Problem statement:
Reproduce, exactly and in full, the records that follow, minus any pictures.

(Data extracted from a collection)
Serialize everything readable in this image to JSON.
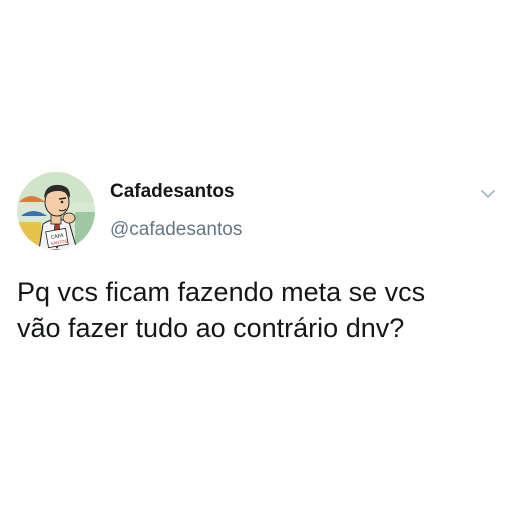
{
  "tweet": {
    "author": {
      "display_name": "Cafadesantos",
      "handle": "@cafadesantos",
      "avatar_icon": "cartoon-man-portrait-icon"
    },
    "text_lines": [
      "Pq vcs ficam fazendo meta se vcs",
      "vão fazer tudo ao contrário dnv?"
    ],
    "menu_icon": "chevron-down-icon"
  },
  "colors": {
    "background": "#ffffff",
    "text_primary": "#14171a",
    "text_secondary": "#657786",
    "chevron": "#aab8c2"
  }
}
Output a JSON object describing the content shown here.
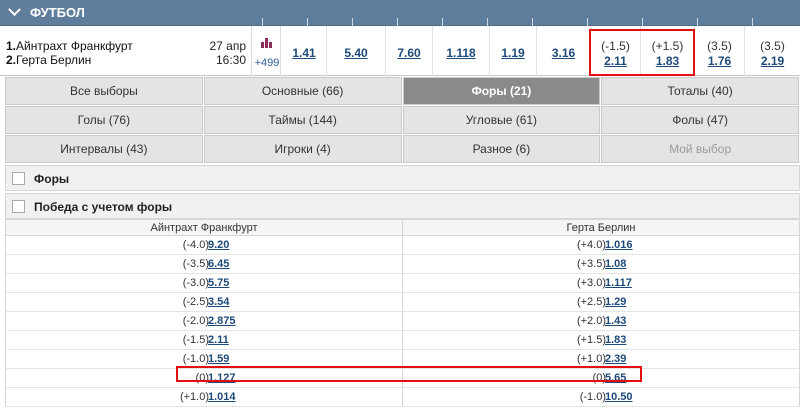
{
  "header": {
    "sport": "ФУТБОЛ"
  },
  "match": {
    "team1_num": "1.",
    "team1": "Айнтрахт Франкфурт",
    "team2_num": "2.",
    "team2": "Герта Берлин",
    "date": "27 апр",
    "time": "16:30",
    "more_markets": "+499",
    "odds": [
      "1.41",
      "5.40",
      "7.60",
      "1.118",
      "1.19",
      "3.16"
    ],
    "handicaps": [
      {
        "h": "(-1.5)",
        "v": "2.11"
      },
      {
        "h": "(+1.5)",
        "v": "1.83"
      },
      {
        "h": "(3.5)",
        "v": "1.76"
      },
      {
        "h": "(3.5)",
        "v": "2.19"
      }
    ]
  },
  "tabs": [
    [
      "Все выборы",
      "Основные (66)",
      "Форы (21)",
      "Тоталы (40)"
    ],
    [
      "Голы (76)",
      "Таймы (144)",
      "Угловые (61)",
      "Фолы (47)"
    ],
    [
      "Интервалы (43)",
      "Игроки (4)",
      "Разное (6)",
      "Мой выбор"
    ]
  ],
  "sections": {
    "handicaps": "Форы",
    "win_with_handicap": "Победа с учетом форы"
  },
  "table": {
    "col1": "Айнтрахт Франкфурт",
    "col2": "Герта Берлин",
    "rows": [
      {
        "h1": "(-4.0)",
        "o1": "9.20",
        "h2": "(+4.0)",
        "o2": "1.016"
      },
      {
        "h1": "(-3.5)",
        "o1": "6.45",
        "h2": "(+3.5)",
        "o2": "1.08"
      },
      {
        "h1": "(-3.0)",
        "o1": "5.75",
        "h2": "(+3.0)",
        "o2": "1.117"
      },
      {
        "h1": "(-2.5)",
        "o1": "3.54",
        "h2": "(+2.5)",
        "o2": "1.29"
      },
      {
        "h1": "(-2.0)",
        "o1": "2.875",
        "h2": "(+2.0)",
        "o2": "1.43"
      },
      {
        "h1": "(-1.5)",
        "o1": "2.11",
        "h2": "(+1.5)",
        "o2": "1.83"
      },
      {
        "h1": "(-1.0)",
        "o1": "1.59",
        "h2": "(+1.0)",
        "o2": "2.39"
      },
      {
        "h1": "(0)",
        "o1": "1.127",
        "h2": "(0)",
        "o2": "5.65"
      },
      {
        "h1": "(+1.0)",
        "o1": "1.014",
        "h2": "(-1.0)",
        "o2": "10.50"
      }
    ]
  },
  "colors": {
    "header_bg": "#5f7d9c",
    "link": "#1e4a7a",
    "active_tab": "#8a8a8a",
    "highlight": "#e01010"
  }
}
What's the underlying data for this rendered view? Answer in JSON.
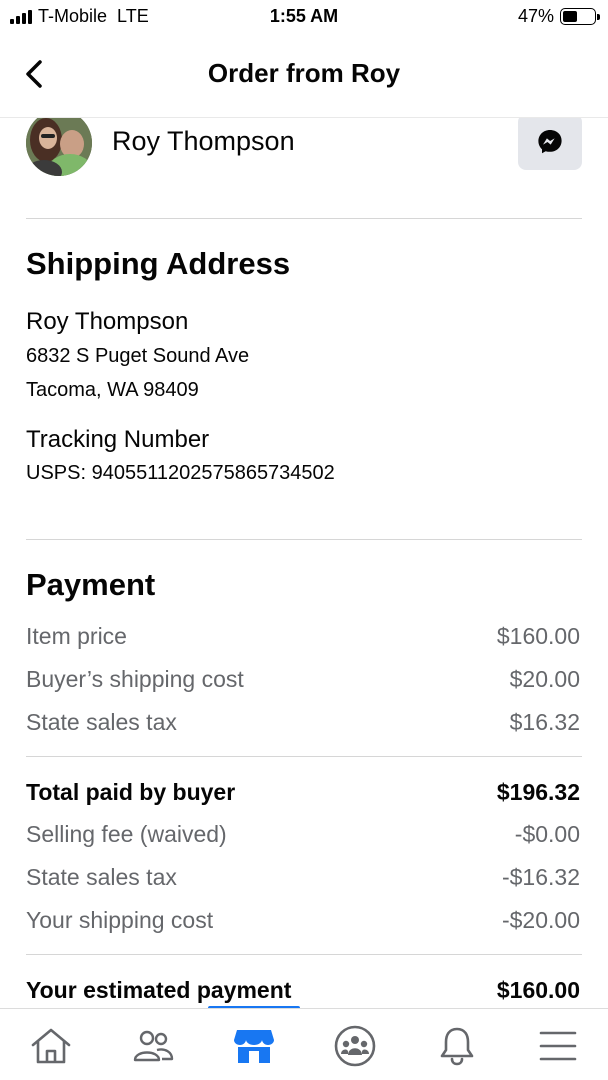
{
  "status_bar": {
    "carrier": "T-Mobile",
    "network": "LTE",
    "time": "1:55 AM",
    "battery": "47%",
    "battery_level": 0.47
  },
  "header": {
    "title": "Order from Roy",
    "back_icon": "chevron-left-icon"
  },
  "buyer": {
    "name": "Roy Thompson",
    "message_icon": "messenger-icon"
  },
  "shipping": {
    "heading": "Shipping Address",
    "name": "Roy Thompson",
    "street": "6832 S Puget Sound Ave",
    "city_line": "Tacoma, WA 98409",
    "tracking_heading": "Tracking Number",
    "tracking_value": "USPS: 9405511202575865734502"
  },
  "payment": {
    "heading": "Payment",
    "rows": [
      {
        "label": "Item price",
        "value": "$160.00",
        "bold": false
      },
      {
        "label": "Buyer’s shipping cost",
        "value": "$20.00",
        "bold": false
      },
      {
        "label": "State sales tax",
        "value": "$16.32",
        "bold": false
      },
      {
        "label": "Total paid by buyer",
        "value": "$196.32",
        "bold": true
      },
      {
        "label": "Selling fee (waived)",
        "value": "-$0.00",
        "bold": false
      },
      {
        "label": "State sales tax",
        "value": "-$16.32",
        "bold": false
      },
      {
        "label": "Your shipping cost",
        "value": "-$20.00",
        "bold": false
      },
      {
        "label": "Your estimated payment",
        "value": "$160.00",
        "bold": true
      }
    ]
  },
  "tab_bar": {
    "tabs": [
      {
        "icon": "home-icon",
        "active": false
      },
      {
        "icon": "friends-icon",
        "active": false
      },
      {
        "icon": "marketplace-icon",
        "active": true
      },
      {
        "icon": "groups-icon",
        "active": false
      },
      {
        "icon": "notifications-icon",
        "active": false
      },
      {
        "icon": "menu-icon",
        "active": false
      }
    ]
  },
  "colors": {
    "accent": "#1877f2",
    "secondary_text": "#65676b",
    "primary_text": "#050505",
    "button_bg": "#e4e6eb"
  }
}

Expected output:
Serialize everything readable in this image to JSON.
{
  "tweet": {
    "author": {
      "display_name": "Cafadesantos",
      "handle": "@cafadesantos",
      "avatar_icon": "cartoon-man-portrait-icon"
    },
    "text_lines": [
      "Pq vcs ficam fazendo meta se vcs",
      "vão fazer tudo ao contrário dnv?"
    ],
    "menu_icon": "chevron-down-icon"
  },
  "colors": {
    "background": "#ffffff",
    "text_primary": "#14171a",
    "text_secondary": "#657786",
    "chevron": "#aab8c2"
  }
}
Output a JSON object describing the content shown here.
{
  "header": {
    "sport": "ФУТБОЛ"
  },
  "match": {
    "team1_num": "1.",
    "team1": "Айнтрахт Франкфурт",
    "team2_num": "2.",
    "team2": "Герта Берлин",
    "date": "27 апр",
    "time": "16:30",
    "more_markets": "+499",
    "odds": [
      "1.41",
      "5.40",
      "7.60",
      "1.118",
      "1.19",
      "3.16"
    ],
    "handicaps": [
      {
        "h": "(-1.5)",
        "v": "2.11"
      },
      {
        "h": "(+1.5)",
        "v": "1.83"
      },
      {
        "h": "(3.5)",
        "v": "1.76"
      },
      {
        "h": "(3.5)",
        "v": "2.19"
      }
    ]
  },
  "tabs": [
    [
      "Все выборы",
      "Основные (66)",
      "Форы (21)",
      "Тоталы (40)"
    ],
    [
      "Голы (76)",
      "Таймы (144)",
      "Угловые (61)",
      "Фолы (47)"
    ],
    [
      "Интервалы (43)",
      "Игроки (4)",
      "Разное (6)",
      "Мой выбор"
    ]
  ],
  "sections": {
    "handicaps": "Форы",
    "win_with_handicap": "Победа с учетом форы"
  },
  "table": {
    "col1": "Айнтрахт Франкфурт",
    "col2": "Герта Берлин",
    "rows": [
      {
        "h1": "(-4.0)",
        "o1": "9.20",
        "h2": "(+4.0)",
        "o2": "1.016"
      },
      {
        "h1": "(-3.5)",
        "o1": "6.45",
        "h2": "(+3.5)",
        "o2": "1.08"
      },
      {
        "h1": "(-3.0)",
        "o1": "5.75",
        "h2": "(+3.0)",
        "o2": "1.117"
      },
      {
        "h1": "(-2.5)",
        "o1": "3.54",
        "h2": "(+2.5)",
        "o2": "1.29"
      },
      {
        "h1": "(-2.0)",
        "o1": "2.875",
        "h2": "(+2.0)",
        "o2": "1.43"
      },
      {
        "h1": "(-1.5)",
        "o1": "2.11",
        "h2": "(+1.5)",
        "o2": "1.83"
      },
      {
        "h1": "(-1.0)",
        "o1": "1.59",
        "h2": "(+1.0)",
        "o2": "2.39"
      },
      {
        "h1": "(0)",
        "o1": "1.127",
        "h2": "(0)",
        "o2": "5.65"
      },
      {
        "h1": "(+1.0)",
        "o1": "1.014",
        "h2": "(-1.0)",
        "o2": "10.50"
      }
    ]
  },
  "colors": {
    "header_bg": "#5f7d9c",
    "link": "#1e4a7a",
    "active_tab": "#8a8a8a",
    "highlight": "#e01010"
  }
}
What's the underlying data for this rendered view? Answer in JSON.
{
  "status_bar": {
    "carrier": "T-Mobile",
    "network": "LTE",
    "time": "1:55 AM",
    "battery": "47%",
    "battery_level": 0.47
  },
  "header": {
    "title": "Order from Roy",
    "back_icon": "chevron-left-icon"
  },
  "buyer": {
    "name": "Roy Thompson",
    "message_icon": "messenger-icon"
  },
  "shipping": {
    "heading": "Shipping Address",
    "name": "Roy Thompson",
    "street": "6832 S Puget Sound Ave",
    "city_line": "Tacoma, WA 98409",
    "tracking_heading": "Tracking Number",
    "tracking_value": "USPS: 9405511202575865734502"
  },
  "payment": {
    "heading": "Payment",
    "rows": [
      {
        "label": "Item price",
        "value": "$160.00",
        "bold": false
      },
      {
        "label": "Buyer’s shipping cost",
        "value": "$20.00",
        "bold": false
      },
      {
        "label": "State sales tax",
        "value": "$16.32",
        "bold": false
      },
      {
        "label": "Total paid by buyer",
        "value": "$196.32",
        "bold": true
      },
      {
        "label": "Selling fee (waived)",
        "value": "-$0.00",
        "bold": false
      },
      {
        "label": "State sales tax",
        "value": "-$16.32",
        "bold": false
      },
      {
        "label": "Your shipping cost",
        "value": "-$20.00",
        "bold": false
      },
      {
        "label": "Your estimated payment",
        "value": "$160.00",
        "bold": true
      }
    ]
  },
  "tab_bar": {
    "tabs": [
      {
        "icon": "home-icon",
        "active": false
      },
      {
        "icon": "friends-icon",
        "active": false
      },
      {
        "icon": "marketplace-icon",
        "active": true
      },
      {
        "icon": "groups-icon",
        "active": false
      },
      {
        "icon": "notifications-icon",
        "active": false
      },
      {
        "icon": "menu-icon",
        "active": false
      }
    ]
  },
  "colors": {
    "accent": "#1877f2",
    "secondary_text": "#65676b",
    "primary_text": "#050505",
    "button_bg": "#e4e6eb"
  }
}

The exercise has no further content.